Senate president Peter Shumlin says he wants to see lawmakers expand the state’s health care program, known as Catamount Health, to allow more Vermonters to join the program.
Shumlin says he’ll ask several key Senate committees to propose ways to expand eligibility, and to suggest some creative plans to pay for the expansion.
VPRs Bob Kinzel reports:
(Kinzel) Beginning next week, uninsured Vermonters who have signed up for Catamount Health will begin receiving coverage under this new program.
Catamount is designed to provide coverage in a number of ways and individuals pay a monthly premium based on their income.
In order to qualify for Catamount, a person must be without health insurance coverage for at least 12 months.
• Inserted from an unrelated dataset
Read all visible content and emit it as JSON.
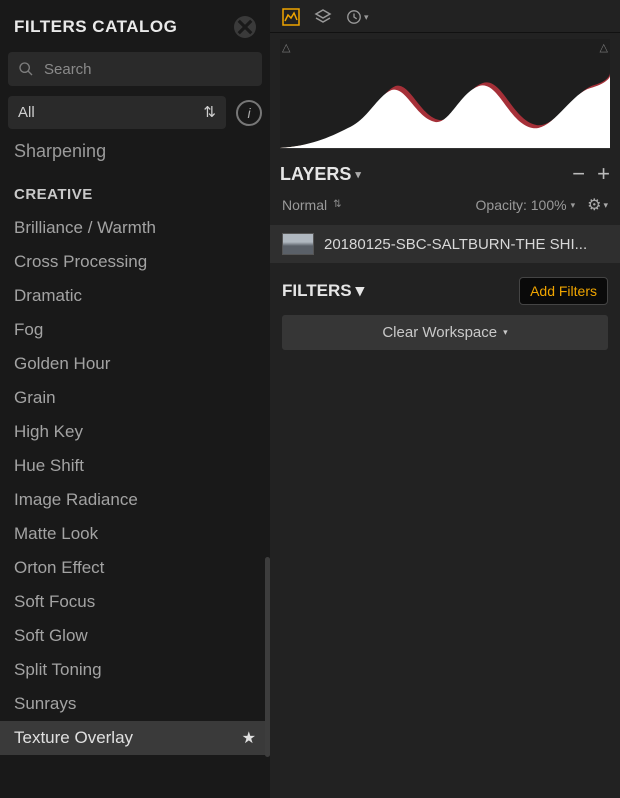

There are some exceptions to this waiting period – for instance if an individual no longer has coverage because they lost their job or because of a divorce.
Speaking on VPR’s Vermont Edition, Senate President Peter Shumin says he wants to make Catamount coverage available to a wider group of Vermonters:
(Shumlin)"We want to continue to work on this problem. The governor’s feeling about health care is ‘Catamount is going to take care of the uninsured, we’ve passed Catamount and we’re all done’. My feeling about Catamount is, it’s going to take care of the uninsured over time and we have just begun. And the bottom line is that this Legislature has got to go back and find a way to pass a bill that will allow many Vermonters to have the benefits of the Catamount health care plan – not just the uninsured."
Opponents of efforts to substantially expand Catamount argue that it will lead to a government run health care system. Shumlin says that’s not the case:
(Shumlin) "The truth of the matter is that Catamount is being bid out to private insurers – right now it’s MVP and Blue Cross Blue Shield that are offering that product to the uninsured. So the fear that government is somehow going to run health care is just a scare tactic to distract us from the problem."
Shumlin says he’s not sure how to pay for an expansion of Catamount Health but he says he’s confident that question will be answered by the end of the year:
(Shumlin) "We’ll see where we go that’s the exciting thing about sessions but we’ll have a plan by the time the Legislature comes together and we’ll try to pass it."
The state of Vermont has just launched a public outreach program to boost participation in Catamount Health and the state’s other health care programs. Officials are hoping that an additional 20 thousand Vermonters will sign up for these programs by 2010. This figure represents roughly one third of all uninsured people in the state.
For VPR News, I’m Bob Kinzel in Montpelier.